Meanwhile, the pharmaceutical companies posted record profits last year on prescription painkillers, generating $9.6 billion in sales.

Prevention, Education, and Solutions

The place to start in discussing prevention is to seriously question whether or not to take opiate painkillers in the first place. If your doctor prescribes one of these drugs for you or a family member, ask about and seriously consider less addictive medications, appropriate therapies and other ways to manage pain. If you do decide to go with opiates, consider these tips:

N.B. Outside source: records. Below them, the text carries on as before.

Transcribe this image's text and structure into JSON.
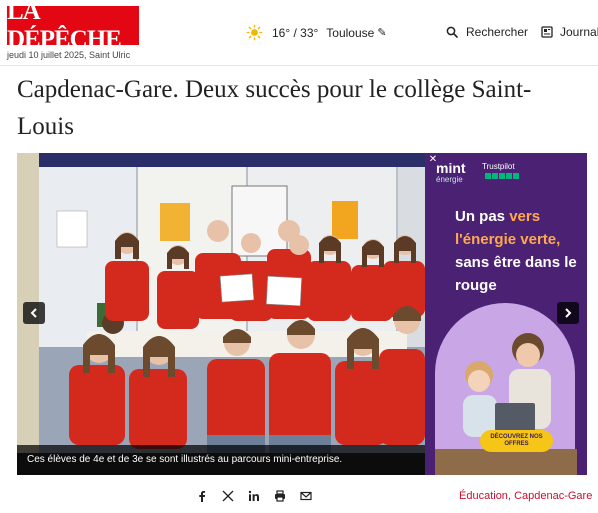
{
  "header": {
    "logo_text": "LA DÉPÊCHE",
    "dateline": "jeudi 10 juillet 2025, Saint Ulric",
    "weather": {
      "icon": "sun-icon",
      "temperature": "16° / 33°",
      "city": "Toulouse",
      "edit_icon": "pencil-icon"
    },
    "search_label": "Rechercher",
    "journal_label": "Journal"
  },
  "article": {
    "title": "Capdenac-Gare. Deux succès pour le collège Saint-Louis"
  },
  "carousel": {
    "caption": "Ces élèves de 4e et de 3e se sont illustrés au parcours mini-entreprise.",
    "prev_icon": "chevron-left-icon",
    "next_icon": "chevron-right-icon"
  },
  "ad": {
    "close_label": "✕",
    "brand": "mint",
    "brand_sub": "énergie",
    "trustpilot": "Trustpilot",
    "headline_start": "Un pas ",
    "headline_highlight": "vers l'énergie verte,",
    "headline_end": " sans être dans le rouge",
    "cta": "DÉCOUVREZ NOS OFFRES"
  },
  "share": {
    "icons": [
      "facebook-icon",
      "x-icon",
      "linkedin-icon",
      "print-icon",
      "email-icon"
    ]
  },
  "tags": {
    "first": "Éducation",
    "separator": ", ",
    "second": "Capdenac-Gare"
  },
  "colors": {
    "brand_red": "#e30613",
    "tag_red": "#c8102e",
    "ad_purple": "#4a2173",
    "ad_orange": "#ffa94d",
    "ad_yellow": "#f5c518",
    "shirt_red": "#d42a1e"
  }
}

  • Make sure you’re getting the right medication. Provide your doctor with as much information as possible about your condition and overall health. Tell your doctor about all your prescriptions, over-the-counter medications, herbs and supplements, as well as alcohol and drug use.
     
  • Stay in touch with your doctor to make sure that the medication you’re taking is working and that the dose is appropriate.
     
  • Follow directions carefully. Use your medication the way it was prescribed.
     
  • Never use someone else’s prescription. Everyone is different. Even if you have a similar medical condition, it may not be the right medication or dose for you. Let your loved ones know that it is not okay to share medications with others or take drugs prescribed for others.
     
  • Secure your prescription drugs. Keep track of quantities and store prescriptions in a locked medicine cabinet.
     
  • Properly dispose of medications. Don’t keep unused or expired drugs. Check the label or patient information guide for disposal instructions, or ask your pharmacist for advice.

Big picture, you might also want to support proposals in your city or state that would regulate opiate painkillers. Legislation has been introduced in many states that would make patient registries mandatory, thus preventing abusers from doctor shopping. Measures have also been proposed that would limit the amount of painkillers that can be prescribed at any given time. Click here for more information about your state.

 This article appeared in our October 2016 "You Should Know" e-newsletter.